On the other hand, the White House and Congress don’t exactly want to rile the media conglomerates that hand out campaign dough and spin so much of what we see on TV.

The conglomerates don’t want a confrontation, either. They want a rewriting of ownership rules that will let them expand the number of TV stations owned by any one company and allow cross-ownership of a station and newspaper in the same market.

In fact, the FCC tried to make this happen. But in one of the best stories of 2004, an unlikely alliance of liberal and conservative groups fought back, forcing the issue before a federal court, which then blocked the new rules.

For now, it’s back to the drawing board for ownership rules and a tactical standoff on the issue of indecency.

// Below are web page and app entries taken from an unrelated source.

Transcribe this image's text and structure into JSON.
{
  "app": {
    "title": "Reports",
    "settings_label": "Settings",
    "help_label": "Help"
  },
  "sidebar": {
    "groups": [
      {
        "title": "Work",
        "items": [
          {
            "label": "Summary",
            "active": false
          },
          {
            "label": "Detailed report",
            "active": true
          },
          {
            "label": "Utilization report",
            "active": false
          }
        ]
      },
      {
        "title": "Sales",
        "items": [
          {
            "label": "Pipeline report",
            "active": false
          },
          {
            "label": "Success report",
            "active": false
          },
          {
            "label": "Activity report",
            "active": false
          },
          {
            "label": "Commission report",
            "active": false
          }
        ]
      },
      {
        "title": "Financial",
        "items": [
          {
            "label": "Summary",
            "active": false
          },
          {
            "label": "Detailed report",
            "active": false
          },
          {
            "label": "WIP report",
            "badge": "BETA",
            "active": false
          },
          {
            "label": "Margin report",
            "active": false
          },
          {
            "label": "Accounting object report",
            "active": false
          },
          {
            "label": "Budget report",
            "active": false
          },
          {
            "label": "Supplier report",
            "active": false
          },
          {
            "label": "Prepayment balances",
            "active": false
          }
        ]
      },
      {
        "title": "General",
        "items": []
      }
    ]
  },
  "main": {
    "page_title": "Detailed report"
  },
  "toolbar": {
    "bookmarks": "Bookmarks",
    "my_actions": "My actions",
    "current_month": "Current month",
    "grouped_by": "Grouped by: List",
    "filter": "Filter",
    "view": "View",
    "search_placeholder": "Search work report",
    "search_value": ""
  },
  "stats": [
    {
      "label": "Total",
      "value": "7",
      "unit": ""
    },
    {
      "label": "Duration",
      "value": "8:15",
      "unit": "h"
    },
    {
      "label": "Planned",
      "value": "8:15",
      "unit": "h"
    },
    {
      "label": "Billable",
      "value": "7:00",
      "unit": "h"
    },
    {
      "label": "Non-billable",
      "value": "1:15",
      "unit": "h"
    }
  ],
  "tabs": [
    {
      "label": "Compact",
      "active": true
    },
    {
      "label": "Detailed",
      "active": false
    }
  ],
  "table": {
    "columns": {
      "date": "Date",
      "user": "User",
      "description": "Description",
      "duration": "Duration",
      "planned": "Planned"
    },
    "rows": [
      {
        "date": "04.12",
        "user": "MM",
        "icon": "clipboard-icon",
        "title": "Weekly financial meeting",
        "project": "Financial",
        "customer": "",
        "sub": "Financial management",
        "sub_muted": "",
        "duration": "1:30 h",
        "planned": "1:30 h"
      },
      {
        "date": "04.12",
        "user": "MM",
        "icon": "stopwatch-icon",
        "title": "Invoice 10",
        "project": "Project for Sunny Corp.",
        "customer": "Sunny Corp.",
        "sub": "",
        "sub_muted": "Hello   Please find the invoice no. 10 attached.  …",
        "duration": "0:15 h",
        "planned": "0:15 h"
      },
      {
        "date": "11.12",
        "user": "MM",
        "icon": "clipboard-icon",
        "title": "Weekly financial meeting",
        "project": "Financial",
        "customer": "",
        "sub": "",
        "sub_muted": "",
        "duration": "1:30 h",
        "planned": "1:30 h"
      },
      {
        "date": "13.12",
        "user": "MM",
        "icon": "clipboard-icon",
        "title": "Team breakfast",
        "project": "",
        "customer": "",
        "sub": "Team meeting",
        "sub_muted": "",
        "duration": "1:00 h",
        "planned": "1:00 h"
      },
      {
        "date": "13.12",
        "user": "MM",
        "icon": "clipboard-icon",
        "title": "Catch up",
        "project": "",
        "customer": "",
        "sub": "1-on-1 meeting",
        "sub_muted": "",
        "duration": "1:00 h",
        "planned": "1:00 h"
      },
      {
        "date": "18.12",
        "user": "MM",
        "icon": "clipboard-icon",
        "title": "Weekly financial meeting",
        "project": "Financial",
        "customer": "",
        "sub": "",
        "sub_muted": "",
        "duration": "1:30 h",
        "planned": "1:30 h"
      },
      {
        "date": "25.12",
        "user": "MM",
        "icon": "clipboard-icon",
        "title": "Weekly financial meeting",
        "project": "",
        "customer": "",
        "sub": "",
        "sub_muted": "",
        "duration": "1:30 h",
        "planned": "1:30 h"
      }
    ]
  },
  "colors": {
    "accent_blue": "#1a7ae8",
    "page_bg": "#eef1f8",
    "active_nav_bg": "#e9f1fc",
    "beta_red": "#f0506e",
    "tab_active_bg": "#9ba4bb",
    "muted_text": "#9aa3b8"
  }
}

Viewers? What about viewers?

Reality checked

Maybe it was one too many unconvincing “Bachelor” romances.

Maybe it was too much grainy videotape.

Maybe we just got sick of seeing people just like us.

At any rate, fall 2004 saw the resurgence of scripted series on network TV. For the first time in several years, the freshman hits all were make-believe: “Desperate Housewives,” “Lost” and “CSI: New York.”

Certainly, reality shows made the Top 10, including “Survivor: Vanuatu” and “Extreme Makeover: Home Edition.” Still, there are signs the craze is waning. It may not be the end, or even the beginning of the end. But we can hope.

Kay McFadden: